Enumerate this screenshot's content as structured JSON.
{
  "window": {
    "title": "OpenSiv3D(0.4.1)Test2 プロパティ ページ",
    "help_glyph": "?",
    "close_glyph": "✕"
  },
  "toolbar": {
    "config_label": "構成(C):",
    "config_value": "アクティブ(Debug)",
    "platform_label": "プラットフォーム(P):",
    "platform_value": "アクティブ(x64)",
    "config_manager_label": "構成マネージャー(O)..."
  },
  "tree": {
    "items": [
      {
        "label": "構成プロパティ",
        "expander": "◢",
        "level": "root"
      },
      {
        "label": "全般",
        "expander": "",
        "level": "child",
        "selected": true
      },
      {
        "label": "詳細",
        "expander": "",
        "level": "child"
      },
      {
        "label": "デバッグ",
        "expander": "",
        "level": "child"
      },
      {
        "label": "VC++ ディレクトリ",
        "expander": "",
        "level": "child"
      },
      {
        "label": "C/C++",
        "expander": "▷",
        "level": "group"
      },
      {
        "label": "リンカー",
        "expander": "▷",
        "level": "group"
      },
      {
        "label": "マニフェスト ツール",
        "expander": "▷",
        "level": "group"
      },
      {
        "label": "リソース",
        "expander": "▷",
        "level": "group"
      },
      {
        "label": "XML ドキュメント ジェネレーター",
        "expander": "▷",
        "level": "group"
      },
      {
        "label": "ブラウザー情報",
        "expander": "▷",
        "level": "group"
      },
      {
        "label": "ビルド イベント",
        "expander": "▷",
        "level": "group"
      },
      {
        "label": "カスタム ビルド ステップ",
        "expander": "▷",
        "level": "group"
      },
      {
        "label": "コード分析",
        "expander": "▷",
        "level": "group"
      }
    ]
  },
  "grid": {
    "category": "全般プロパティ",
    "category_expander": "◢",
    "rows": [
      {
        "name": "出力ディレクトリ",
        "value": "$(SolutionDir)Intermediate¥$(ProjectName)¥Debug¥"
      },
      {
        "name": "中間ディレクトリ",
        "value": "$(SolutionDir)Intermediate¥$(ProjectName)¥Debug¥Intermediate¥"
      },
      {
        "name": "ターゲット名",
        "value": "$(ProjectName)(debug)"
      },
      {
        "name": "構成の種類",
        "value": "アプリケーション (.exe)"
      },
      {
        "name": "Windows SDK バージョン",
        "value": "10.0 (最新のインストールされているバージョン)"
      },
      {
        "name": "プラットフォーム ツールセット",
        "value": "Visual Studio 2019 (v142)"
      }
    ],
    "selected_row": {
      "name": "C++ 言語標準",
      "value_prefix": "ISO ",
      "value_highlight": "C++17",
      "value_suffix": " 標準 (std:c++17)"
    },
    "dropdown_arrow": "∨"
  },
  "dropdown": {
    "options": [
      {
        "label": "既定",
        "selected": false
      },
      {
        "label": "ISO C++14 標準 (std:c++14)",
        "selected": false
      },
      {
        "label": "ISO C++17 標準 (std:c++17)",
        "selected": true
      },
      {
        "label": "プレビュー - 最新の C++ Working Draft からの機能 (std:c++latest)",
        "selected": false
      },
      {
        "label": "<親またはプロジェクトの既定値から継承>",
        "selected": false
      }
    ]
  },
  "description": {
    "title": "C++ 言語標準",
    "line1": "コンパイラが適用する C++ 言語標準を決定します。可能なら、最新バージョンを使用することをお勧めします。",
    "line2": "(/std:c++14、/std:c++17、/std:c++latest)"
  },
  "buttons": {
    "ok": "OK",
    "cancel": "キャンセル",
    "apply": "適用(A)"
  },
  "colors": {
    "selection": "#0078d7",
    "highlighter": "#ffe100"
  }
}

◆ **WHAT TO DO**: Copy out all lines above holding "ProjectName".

◆ **SOLUTION TO THIS EXERCISE**:
        "value": "$(SolutionDir)Intermediate¥$(ProjectName)¥Debug¥"
        "value": "$(SolutionDir)Intermediate¥$(ProjectName)¥Debug¥Intermediate¥"
        "value": "$(ProjectName)(debug)"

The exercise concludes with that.